Play Live Radio
Next Up:
0:00
0:00
Available On Air Stations

State works to finalize response plan as feral pigs near Montana

140402_FeralSwine_Florida_USDA_FLICKR-CC-by-2.0.jpg
USDA/FLICKR (CC-By-2.0)
/
NASA
Invasive feral swine have been called the “rototillers” of nature. Their longs snouts and tusks allow them to rip and root their way across America in search of food. Unfortunately, the path they leave behind impacts ranchers, farmers, land managers, conservationists, and suburbanites alike.

As feral pig populations in Canada and some nearby states continue to increase, wildlife and agricultural management officials are preparing for feral swine to enter Montana — especially after the carcass of what was potentially a feral pig was found in the state last month.

Samples taken from the carcass, which found along a road in northwest Montana, are currently undergoing genetic testing at a U.S. Fish and Wildlife Service lab to determine if the pig was in fact a feral swine. It's possible the carcass was a domestic pig that was dumped; biologists with Montana Fish, Wildlife and Parks report it was found 12 miles away from any domestic pig operations. But, despite their notifications in the area, no one has claimed ownership.

Assistant state veterinarian Dr. Tahnee Syzmanski said in a meeting Wednesday of the Invasive Species Council that the state does not have a feral swine response plan yet, but it is working on one.

“Just getting notifications down so that people know where to report reports of feral swine so that if a game warden in rural Montana gets a report, they know where that information needs to go to," she said. "And we've been hesitant to develop a formal response plan, because every scenario is going to be slightly different."

Syzmanski says another key component in response planning is outreach — making the public, including hunters, aware of feral swine and informing them of what to look out for. Currently, FWP has the program “Squeal on Pigs” where people can report sightings, but the agency hopes to increase awareness further.

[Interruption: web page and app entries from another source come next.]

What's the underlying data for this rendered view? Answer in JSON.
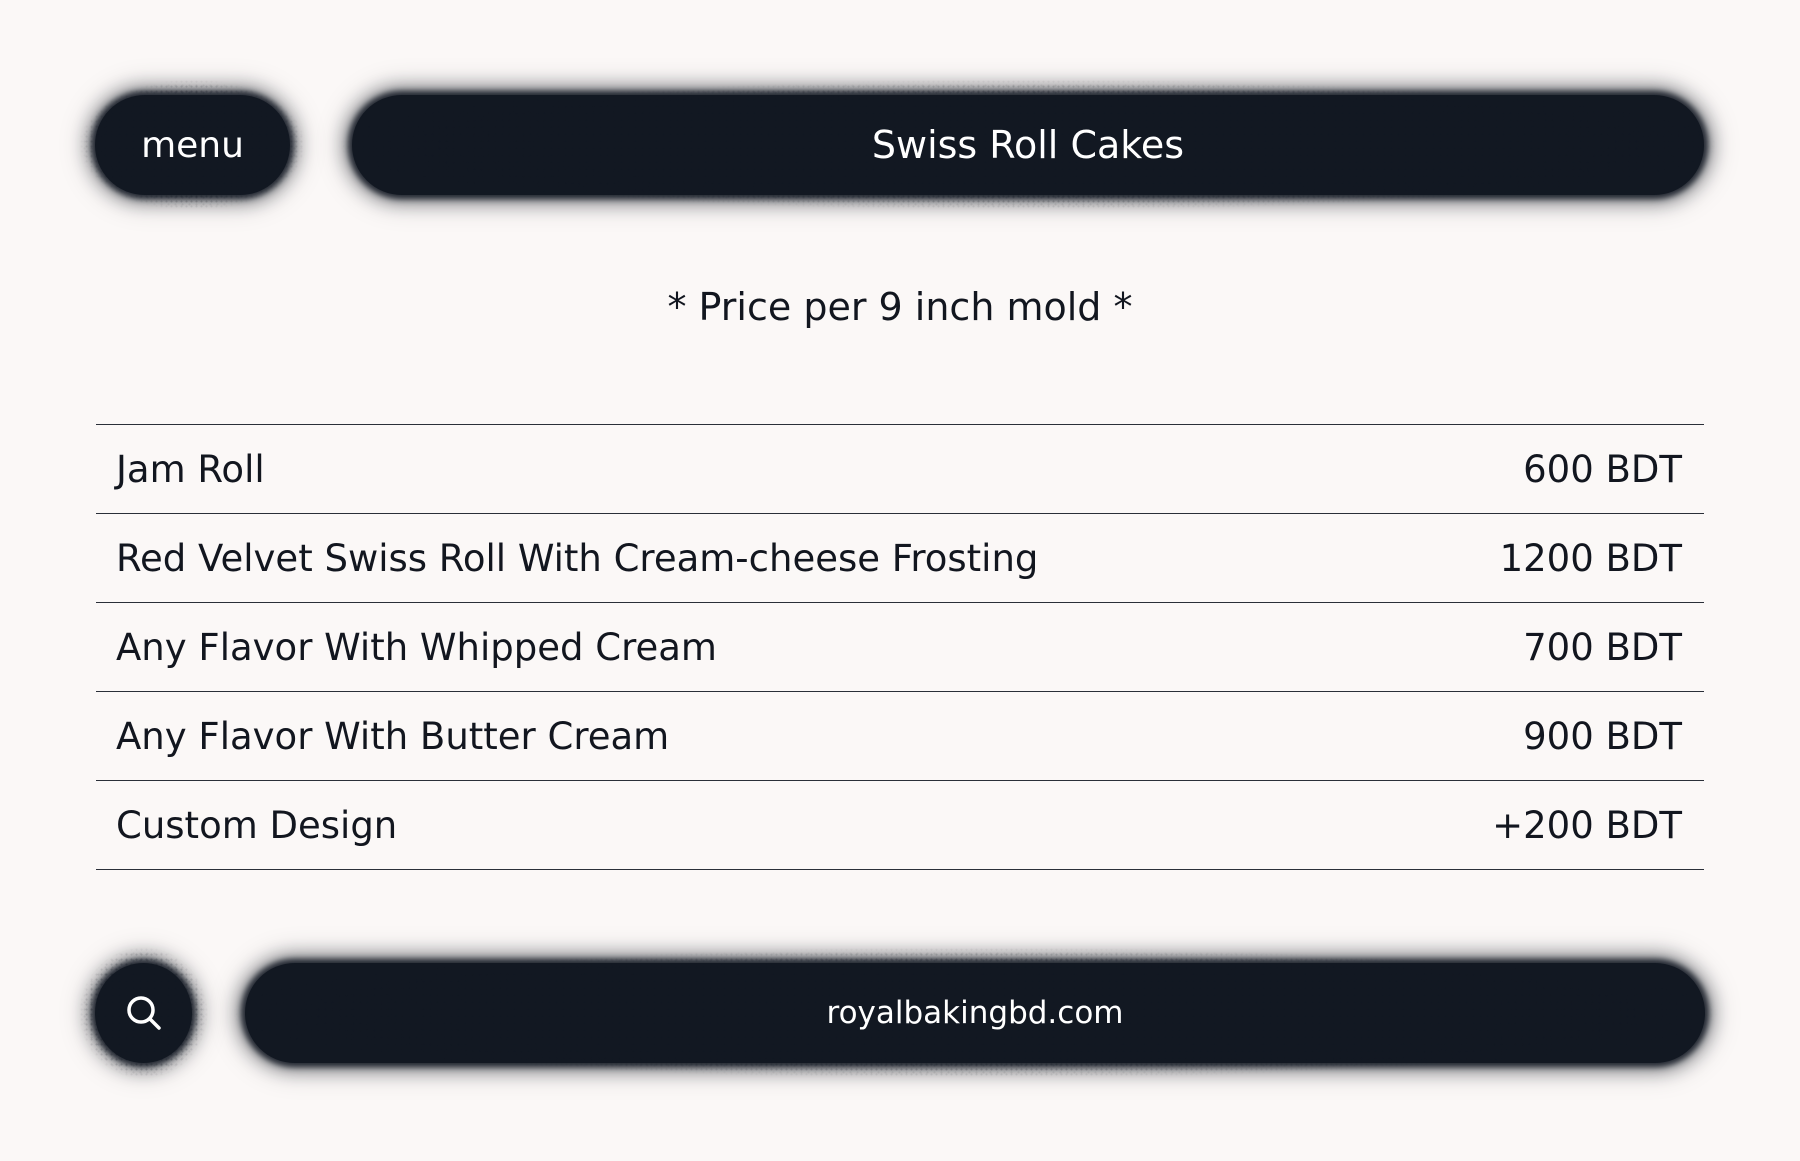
{
  "header": {
    "menu_label": "menu",
    "title": "Swiss Roll Cakes"
  },
  "note": "* Price per 9 inch mold *",
  "menu_items": [
    {
      "name": "Jam Roll",
      "price": "600 BDT"
    },
    {
      "name": "Red Velvet Swiss Roll With Cream-cheese Frosting",
      "price": "1200 BDT"
    },
    {
      "name": "Any Flavor With Whipped Cream",
      "price": "700 BDT"
    },
    {
      "name": "Any Flavor With Butter Cream",
      "price": "900 BDT"
    },
    {
      "name": "Custom Design",
      "price": "+200 BDT"
    }
  ],
  "footer": {
    "search_icon": "search-icon",
    "site": "royalbakingbd.com"
  },
  "colors": {
    "background": "#fbf8f7",
    "pill": "#121822",
    "text": "#12161f",
    "pill_text": "#ffffff"
  }
}
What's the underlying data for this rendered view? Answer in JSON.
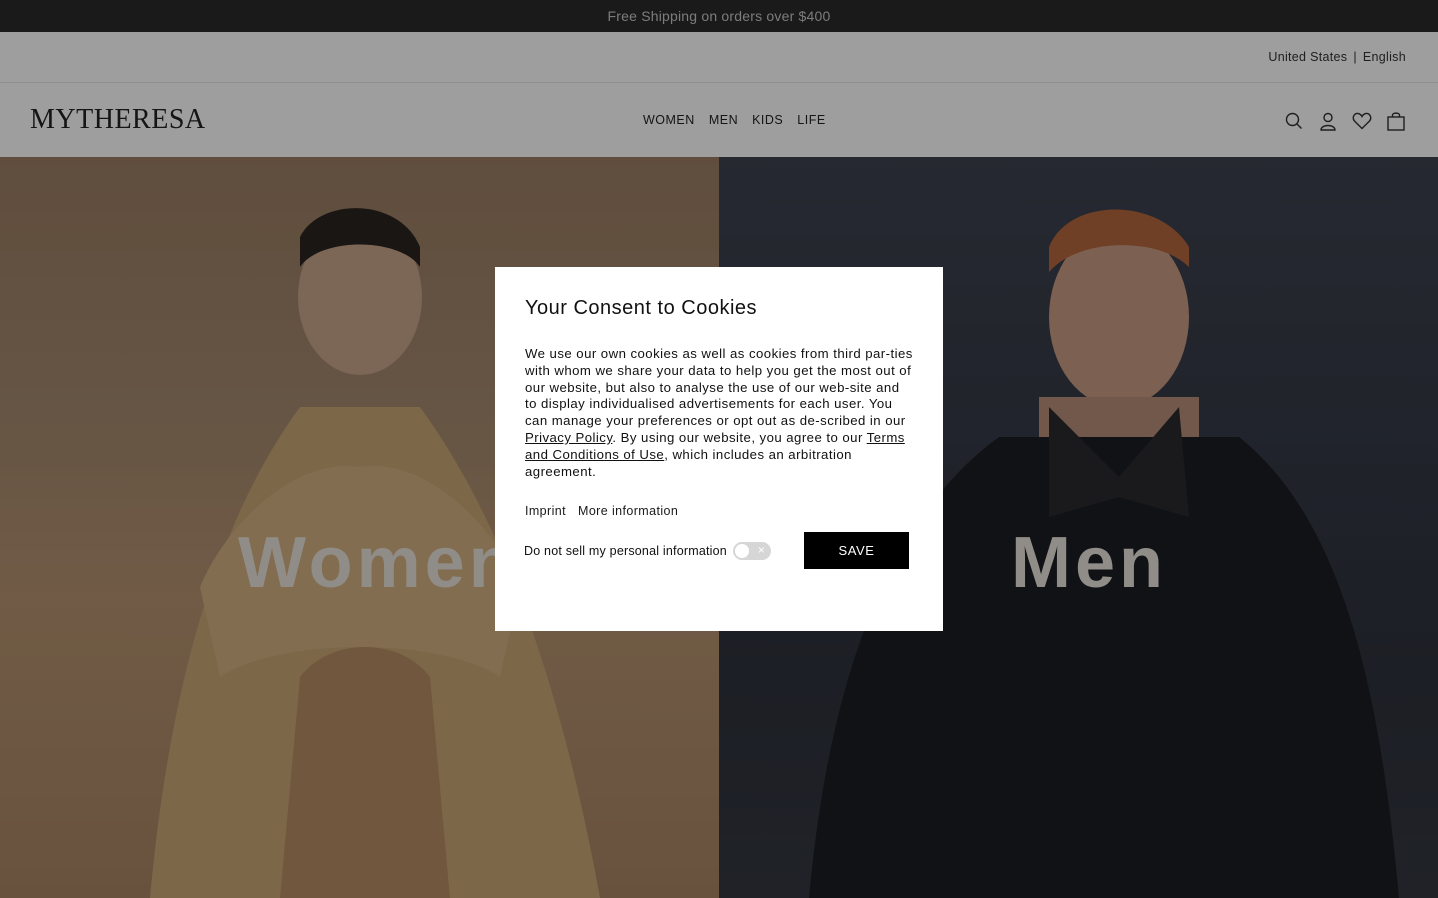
{
  "promo": {
    "text": "Free Shipping on orders over $400"
  },
  "locale": {
    "country": "United States",
    "separator": "|",
    "language": "English"
  },
  "header": {
    "logo": "MYTHERESA",
    "nav": [
      "WOMEN",
      "MEN",
      "KIDS",
      "LIFE"
    ],
    "icons": [
      "search-icon",
      "account-icon",
      "wishlist-icon",
      "bag-icon"
    ]
  },
  "hero": {
    "women_title": "Women",
    "men_title": "Men"
  },
  "consent": {
    "title": "Your Consent to Cookies",
    "body_1": "We use our own cookies as well as cookies from third par-ties with whom we share your data to help you get the most out of our website, but also to analyse the use of our web-site and to display individualised advertisements for each user. You can manage your preferences or opt out as de-scribed in our ",
    "privacy_link": "Privacy Policy",
    "body_2": ". By using our website, you agree to our ",
    "terms_link": "Terms and Conditions of Use",
    "body_3": ", which includes an arbitration agreement.",
    "imprint_link": "Imprint",
    "more_info_link": "More information",
    "dns_label": "Do not sell my personal information",
    "toggle_symbol": "×",
    "save_label": "SAVE"
  },
  "colors": {
    "promo_bg": "#2a2a2a",
    "save_bg": "#000000",
    "toggle_off": "#d6d6d6"
  }
}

The final component of developing a response plan, Szymanski says, is training more personnel to be ready for feral swine responses across land jurisdictions.

Ellis Juhlin is YPR's Statehouse reporter based in Helena.